New York's Metropolitan Museum to return Buddhist artifacts stolen from Cambodia and Thailand

- through Henry Oudin

Published on


The Metropolitan Museum of Art in New York is working to return 14 sculptures and other objects stolen by smugglers in Cambodia as the country suffered decades of civil war and other internal struggles, as well as two objects in Thailand.

The illegal provenance of the items was discovered during an investigation by the U.S. Attorney's Office for the Southern District of New York and the New York Office of Homeland Security Investigations. Museum staff also conducted their own investigation, which confirmed the U.S. Attorney General's suspicions.

Homeland Security Special Agent Erin Keegan said in a statement that the investigation revealed the works were “shamelessly stolen” by art dealer, collector and scholar Douglas AJ Latchford, who was indicted in 2019 for “directing a vast trafficking in antiquities”. network outside Southeast Asia,” according to U.S. Attorney Damien Williams. Latchford died the following year, but had denied any involvement in smuggling. (Associated Press)

During his lifetime, Latchford gave the impression that he was a scholar dedicated to protecting Cambodia's art and culture. He built a reputation donating Cambodian artwork to the Metropolitan Museum of Art and other famous organizations. Latchford is also the author of three books filled with photos of Cambodian statues. It was later discovered that many of the antiques featured in his books had been stolen.

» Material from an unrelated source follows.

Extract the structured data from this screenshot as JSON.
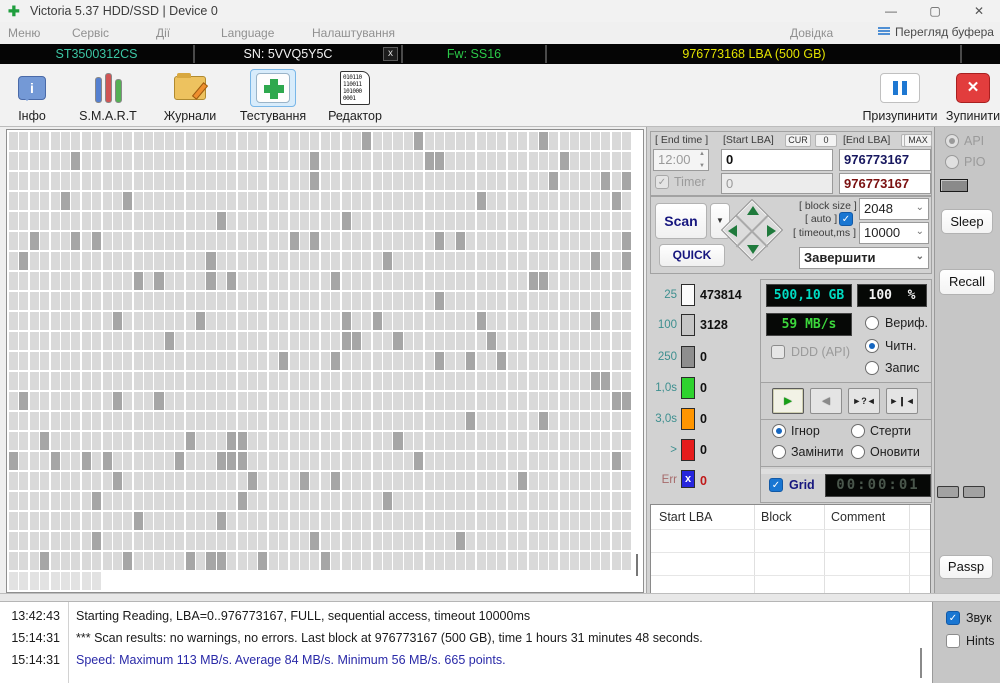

U.S. attorney Brad Gordon, who has worked with the Cambodian government for more than 10 years to recover lost antiquities, said this about Latchford's books: "He used the books as sales catalogs. You know, he was handing them out. He used them to sell coins. And he understood a certain psychology of collectors that if they see something in a beautiful book, they think it's legitimate. (MSN)

Earlier this year, a number of works of art, including 77 pieces of jewelry made from various precious metals, were returned to Cambodia. Items included necklaces, earrings and crowns. Additionally, several bronze and stone objects were repatriated to Cambodia in September 2021.


The returned objects were created during Cambodia's Angkorian period, which lasted from the XNUMXth to XNUMXth centuries, and are important symbols of Buddhist and Hindu religious ideals. Many artifacts from the Angkorian period can be found at Angkor Wat in northwest Cambodia.

The head of a Buddha statue was among the stolen items, as well as a goddess statue from Koh Ker, in northern Cambodia. The head of Buddha is made of stone and is dated to the XNUMXth century, while the statue of the goddess is made of sandstone and is dated to the XNUMXth century.

Following the U.S. Attorney General's investigation, the museum is hiring more staff to research the provenance of the objects it holds and reviewing its collections management practices.

Max Hollein, executive director of the Metropolitan Museum, had this to say about how the museum hoped to move forward: “(We are) committed to pursuing partnerships and collaborations with Cambodia and Thailand that will advance the understanding and appreciation of Khmer art around the world, and we look forward to embarking on this new chapter together. (Reuters)

The return of items returned to Cambodia and Thailand will take time and no exact date has yet been set for their return. However, while the process is underway, 10 of the artworks will remain on display at the Metropolitan Museum, alongside panels explaining the circumstances of their repatriation.

photo of author

Henry Oudin

Henry Oudin is a Buddhist scholar, spiritual adventurer and journalist. He is a passionate seeker of the depths of Buddhist wisdom, and travels regularly to learn more about Buddhism and spiritual cultures. By sharing his knowledge and life experiences on Buddhist News, Henry hopes to inspire others to embrace more spiritual and mindful ways of living.

Leave comments